Appa still had all of his pulp novels when I was ten; half of them had their pages missing, none had their covers, but he kept them all. If I recall correctly that’s how he learned Hindi, though I don’t remember explicitly asking him that. I’ve never asked my parents about their lives before they had us and he spoke of it only when drunk. A Royal Stag sixty was enough for him to reminisce about his past or yell at his sisters for ruining his life over the phone. When I was fifteen, he had stopped his ritual of dipping his finger in the drink and flicking it as a libation to his dead father. Some property dispute, Amma had said, don’t ask. I didn’t. I wasn’t going to. He had discovered that cassettes would soon go out of fashion so he collected all of the old OP Nayyars and made me and my brothers rewind them with a ball pen and save all of them in a huge plastic bag. We lost our house a few years later, moved to a rented one-room-kitchen in a chawl where the roof leaked occasionally. The plastic bags of yellowed books and unwound cassettes had been tucked away under the bed in an unreachable corner. Appa and Amma slept on the mattress-less bed and the boys slept on the floor. I had begun working nights in a BPO by then – I couldn’t afford college and Appa had lost the paan shop, when the owner sold the place to a bank who put up an ATM – and was drinking every morning after work. I didn’t want to but my colleagues swore that it was the cure for the horrible accent that you’re meant to learn. Unwinds your tongue.

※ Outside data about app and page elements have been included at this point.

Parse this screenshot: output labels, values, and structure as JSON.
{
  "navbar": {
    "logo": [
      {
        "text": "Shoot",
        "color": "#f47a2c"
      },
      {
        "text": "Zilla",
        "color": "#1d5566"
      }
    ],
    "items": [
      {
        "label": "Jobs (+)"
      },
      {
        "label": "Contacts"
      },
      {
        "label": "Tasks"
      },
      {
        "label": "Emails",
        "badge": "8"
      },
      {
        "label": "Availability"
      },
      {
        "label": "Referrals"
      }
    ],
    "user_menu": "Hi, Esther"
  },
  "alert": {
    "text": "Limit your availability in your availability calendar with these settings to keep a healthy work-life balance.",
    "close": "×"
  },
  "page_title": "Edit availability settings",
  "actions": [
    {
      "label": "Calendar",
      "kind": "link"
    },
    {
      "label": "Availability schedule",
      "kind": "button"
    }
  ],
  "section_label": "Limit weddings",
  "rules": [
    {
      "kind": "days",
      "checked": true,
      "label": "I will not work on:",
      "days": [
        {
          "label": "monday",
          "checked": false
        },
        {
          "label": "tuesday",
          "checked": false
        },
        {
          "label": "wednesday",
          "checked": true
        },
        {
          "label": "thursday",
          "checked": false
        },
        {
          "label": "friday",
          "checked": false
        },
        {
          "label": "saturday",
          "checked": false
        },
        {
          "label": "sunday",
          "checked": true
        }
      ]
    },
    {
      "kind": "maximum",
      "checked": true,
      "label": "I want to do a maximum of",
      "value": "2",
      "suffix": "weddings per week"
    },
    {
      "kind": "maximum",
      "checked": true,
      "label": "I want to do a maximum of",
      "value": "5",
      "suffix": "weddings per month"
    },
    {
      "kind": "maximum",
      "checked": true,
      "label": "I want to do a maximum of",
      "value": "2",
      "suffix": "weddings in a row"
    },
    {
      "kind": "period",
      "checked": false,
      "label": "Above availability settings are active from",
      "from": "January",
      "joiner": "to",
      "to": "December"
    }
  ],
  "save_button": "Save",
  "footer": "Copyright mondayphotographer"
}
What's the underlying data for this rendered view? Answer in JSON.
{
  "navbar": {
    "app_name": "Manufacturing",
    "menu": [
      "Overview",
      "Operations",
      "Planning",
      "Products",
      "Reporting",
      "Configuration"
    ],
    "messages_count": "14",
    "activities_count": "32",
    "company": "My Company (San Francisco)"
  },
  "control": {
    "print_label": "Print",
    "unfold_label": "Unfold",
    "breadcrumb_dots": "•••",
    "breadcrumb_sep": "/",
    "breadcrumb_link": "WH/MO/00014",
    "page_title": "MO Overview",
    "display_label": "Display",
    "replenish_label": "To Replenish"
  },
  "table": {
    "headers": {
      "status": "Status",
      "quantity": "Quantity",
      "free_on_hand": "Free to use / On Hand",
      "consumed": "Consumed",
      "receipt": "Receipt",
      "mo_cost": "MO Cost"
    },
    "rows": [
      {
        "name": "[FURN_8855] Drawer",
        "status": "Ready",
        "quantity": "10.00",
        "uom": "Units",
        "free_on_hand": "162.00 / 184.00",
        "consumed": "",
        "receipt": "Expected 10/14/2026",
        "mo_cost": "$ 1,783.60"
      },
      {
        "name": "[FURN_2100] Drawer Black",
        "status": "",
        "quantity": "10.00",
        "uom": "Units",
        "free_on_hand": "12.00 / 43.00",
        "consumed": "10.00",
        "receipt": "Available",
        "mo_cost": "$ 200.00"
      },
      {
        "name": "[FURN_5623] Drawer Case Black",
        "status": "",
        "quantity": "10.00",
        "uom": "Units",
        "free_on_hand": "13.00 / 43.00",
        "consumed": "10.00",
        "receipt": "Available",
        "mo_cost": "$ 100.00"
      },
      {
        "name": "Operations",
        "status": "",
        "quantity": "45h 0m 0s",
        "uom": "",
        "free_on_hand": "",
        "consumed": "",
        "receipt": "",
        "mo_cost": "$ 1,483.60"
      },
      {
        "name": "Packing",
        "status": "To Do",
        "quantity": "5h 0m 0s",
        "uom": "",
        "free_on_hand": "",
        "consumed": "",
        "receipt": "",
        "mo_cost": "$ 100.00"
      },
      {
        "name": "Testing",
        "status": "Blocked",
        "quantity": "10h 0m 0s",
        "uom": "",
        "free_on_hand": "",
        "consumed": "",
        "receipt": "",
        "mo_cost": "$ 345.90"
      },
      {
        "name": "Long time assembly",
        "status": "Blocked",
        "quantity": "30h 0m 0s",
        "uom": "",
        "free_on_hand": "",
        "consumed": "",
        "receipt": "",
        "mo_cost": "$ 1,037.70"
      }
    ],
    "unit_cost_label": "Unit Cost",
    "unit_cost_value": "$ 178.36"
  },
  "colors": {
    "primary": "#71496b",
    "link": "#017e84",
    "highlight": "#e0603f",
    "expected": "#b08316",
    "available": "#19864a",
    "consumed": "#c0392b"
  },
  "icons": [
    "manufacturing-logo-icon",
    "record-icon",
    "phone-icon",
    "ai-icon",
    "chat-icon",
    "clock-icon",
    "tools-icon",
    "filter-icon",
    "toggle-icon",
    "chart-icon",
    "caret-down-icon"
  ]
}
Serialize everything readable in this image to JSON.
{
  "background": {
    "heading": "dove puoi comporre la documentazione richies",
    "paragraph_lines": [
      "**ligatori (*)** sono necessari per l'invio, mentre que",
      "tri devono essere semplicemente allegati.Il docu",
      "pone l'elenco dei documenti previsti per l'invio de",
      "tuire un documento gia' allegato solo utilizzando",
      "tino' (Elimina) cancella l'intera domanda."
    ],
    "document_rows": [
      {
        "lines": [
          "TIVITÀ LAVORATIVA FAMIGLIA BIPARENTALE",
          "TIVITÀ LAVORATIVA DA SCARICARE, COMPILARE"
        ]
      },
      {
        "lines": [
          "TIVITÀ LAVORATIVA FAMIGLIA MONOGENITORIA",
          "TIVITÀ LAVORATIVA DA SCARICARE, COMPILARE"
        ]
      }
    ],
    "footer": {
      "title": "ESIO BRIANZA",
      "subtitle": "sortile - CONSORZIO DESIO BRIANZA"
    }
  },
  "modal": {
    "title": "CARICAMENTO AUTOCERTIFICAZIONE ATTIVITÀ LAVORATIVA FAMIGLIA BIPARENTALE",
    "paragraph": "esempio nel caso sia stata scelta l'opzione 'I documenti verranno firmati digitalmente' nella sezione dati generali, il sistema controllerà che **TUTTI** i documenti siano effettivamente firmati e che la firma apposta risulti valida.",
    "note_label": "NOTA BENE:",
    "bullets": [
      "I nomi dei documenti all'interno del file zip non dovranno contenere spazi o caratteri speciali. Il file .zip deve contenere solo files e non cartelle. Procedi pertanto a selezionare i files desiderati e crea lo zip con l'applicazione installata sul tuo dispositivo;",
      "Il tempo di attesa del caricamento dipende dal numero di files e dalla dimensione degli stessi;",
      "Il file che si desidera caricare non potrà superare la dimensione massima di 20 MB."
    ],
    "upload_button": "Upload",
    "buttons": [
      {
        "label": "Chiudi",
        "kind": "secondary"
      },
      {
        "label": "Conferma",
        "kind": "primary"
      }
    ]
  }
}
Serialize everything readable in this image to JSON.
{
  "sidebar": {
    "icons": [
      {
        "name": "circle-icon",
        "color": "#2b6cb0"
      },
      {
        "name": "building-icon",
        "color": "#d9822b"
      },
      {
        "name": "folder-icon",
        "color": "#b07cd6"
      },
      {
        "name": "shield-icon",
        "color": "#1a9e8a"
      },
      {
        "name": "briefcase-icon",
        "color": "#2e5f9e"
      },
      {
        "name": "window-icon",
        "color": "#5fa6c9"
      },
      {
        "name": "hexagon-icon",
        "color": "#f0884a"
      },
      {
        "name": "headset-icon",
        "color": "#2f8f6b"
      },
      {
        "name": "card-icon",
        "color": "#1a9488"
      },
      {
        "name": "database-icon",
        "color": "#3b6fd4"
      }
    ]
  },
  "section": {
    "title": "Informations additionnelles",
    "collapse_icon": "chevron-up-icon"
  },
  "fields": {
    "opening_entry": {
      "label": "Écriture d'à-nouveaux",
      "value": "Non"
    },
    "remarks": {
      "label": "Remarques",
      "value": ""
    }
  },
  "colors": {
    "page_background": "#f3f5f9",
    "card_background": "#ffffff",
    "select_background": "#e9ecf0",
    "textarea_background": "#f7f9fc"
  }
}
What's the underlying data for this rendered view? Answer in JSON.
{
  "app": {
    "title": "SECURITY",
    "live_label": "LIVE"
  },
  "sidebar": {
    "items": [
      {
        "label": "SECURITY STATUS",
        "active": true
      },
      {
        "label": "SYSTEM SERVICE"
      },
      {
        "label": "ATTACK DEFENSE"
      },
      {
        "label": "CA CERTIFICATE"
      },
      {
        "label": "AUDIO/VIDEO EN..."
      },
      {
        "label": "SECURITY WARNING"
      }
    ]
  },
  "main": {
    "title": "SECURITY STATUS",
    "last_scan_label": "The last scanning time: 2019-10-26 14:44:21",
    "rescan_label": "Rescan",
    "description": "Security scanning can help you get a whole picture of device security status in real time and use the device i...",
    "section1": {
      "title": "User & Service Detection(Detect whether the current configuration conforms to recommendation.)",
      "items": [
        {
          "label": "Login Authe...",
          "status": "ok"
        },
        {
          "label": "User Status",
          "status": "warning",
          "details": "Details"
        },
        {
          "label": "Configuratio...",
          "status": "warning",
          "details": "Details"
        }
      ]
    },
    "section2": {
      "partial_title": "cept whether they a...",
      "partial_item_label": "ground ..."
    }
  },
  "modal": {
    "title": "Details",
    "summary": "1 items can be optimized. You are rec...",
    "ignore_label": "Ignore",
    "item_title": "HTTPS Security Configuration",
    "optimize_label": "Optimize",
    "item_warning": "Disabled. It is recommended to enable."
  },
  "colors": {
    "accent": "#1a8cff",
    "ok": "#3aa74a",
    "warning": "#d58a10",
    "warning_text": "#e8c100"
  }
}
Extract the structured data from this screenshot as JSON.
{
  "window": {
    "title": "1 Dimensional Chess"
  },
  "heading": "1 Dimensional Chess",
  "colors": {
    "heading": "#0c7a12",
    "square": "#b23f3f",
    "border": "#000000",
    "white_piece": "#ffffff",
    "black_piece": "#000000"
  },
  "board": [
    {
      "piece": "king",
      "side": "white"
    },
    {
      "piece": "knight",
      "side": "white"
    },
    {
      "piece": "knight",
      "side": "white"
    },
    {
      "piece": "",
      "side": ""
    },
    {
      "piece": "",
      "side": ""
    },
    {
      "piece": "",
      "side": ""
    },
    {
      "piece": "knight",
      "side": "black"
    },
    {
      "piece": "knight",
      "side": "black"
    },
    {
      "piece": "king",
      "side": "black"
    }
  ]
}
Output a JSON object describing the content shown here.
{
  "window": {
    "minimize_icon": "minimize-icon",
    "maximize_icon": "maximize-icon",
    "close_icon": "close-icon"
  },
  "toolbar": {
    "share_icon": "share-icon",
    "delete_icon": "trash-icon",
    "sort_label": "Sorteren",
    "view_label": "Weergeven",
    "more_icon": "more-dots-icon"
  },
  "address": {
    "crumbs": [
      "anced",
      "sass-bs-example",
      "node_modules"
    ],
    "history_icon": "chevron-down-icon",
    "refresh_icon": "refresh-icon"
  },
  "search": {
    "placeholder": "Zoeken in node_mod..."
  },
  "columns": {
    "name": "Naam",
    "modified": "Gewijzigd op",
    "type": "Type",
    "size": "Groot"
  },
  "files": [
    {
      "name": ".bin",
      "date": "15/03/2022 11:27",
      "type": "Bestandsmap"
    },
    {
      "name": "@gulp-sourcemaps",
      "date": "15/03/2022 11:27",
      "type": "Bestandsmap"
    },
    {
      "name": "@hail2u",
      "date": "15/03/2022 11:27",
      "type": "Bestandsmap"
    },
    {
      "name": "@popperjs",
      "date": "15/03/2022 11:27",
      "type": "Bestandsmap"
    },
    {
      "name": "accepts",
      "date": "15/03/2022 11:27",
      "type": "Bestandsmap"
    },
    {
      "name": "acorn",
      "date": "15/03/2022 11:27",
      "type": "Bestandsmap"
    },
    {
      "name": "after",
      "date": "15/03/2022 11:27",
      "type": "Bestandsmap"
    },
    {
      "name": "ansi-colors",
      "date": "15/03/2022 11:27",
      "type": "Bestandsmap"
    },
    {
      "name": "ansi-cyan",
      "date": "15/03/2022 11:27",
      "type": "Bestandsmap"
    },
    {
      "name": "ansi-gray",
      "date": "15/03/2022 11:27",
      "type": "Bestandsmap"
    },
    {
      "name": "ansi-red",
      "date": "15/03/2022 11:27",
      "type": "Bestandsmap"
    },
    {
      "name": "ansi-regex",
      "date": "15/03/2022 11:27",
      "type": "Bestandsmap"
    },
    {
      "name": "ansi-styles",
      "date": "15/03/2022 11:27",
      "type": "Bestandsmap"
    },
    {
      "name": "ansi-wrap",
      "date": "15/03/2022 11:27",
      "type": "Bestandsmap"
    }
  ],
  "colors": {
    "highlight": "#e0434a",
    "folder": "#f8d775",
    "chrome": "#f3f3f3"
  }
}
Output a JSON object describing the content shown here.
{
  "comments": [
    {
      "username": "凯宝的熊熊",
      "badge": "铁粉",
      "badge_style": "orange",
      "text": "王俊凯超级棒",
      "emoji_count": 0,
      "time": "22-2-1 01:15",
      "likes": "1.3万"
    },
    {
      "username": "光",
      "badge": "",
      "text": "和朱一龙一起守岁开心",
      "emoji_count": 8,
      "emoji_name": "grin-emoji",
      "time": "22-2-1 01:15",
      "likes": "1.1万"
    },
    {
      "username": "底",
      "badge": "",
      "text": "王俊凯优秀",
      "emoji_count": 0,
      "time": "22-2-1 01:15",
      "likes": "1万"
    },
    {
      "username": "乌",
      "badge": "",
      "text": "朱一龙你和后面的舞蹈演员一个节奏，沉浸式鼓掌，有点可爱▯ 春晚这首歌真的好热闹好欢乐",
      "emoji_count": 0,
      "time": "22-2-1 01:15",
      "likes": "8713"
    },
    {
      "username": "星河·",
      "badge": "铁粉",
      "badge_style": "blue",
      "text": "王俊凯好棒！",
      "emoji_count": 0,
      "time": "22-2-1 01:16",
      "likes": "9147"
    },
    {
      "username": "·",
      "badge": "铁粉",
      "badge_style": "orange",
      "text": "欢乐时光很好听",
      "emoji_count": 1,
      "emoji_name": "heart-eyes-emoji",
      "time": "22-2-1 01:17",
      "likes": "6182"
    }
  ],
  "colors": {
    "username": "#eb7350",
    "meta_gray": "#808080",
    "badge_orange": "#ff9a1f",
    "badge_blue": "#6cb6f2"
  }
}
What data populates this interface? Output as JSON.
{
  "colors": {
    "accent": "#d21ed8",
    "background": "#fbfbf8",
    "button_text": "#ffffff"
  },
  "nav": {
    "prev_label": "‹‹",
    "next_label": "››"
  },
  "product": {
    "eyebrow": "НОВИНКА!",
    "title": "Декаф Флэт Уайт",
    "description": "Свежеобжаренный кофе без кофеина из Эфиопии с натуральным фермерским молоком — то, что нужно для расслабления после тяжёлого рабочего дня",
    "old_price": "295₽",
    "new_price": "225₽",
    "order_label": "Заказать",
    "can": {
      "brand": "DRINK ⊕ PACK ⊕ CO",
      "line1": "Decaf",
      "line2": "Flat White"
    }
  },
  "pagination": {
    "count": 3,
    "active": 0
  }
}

One day, as he was napping in the afternoon, the bed’s frame caved in – termites, we found later – and he fell awkwardly on top of his pile of pulp and cassettes; a lost treasure that saved his back, he claimed. He dusted off one book and placed it next to the Ganpati photo frame and began worshipping it while Geeta Dutt crooned ‘Hoon Abhi Main Jawan’ on loop on a walkman he somehow had managed to salvage. He used to turn it off whenever I was in the room. I never cared; I crashed on the floor as soon as I had entered.

I frequented the room less and less, preferring to bunk with one of the office guys. I sent home money every month for groceries, to pay the boys’ fees, medicines and once in a while, for a saree. Amma was the only one who I talked to regularly. She had a dream of me taking them back to our old house. I had walked past it one day; they had torn it down and were constructing a Pizza Hut in its place.

It took some time but I did manage to move them out of that chawl to a much drier one-bedroom apartment. For the housewarming, we had the usual puja to cleanse the place of any bad energy. In the evening, I ordered pizza and coke for the boys and got a Jack Daniels for the old man. Amma gave a stern look but didn’t say anything, busied herself with the cleaning up. Appa poured a sixty in one glass and a sixty in another and slid it towards me. I had never told him that I drank but never cared to hide the fact either. He dipped the tip of his finger in the drink and flicked it in the air and said a prayer to his father. We clinked glasses, he said ‘Chairs!’ and Geeta Dutt started to croon in the background.



This poem was first published in The UNIverse Journal: Issue 2.3 (September, 2020)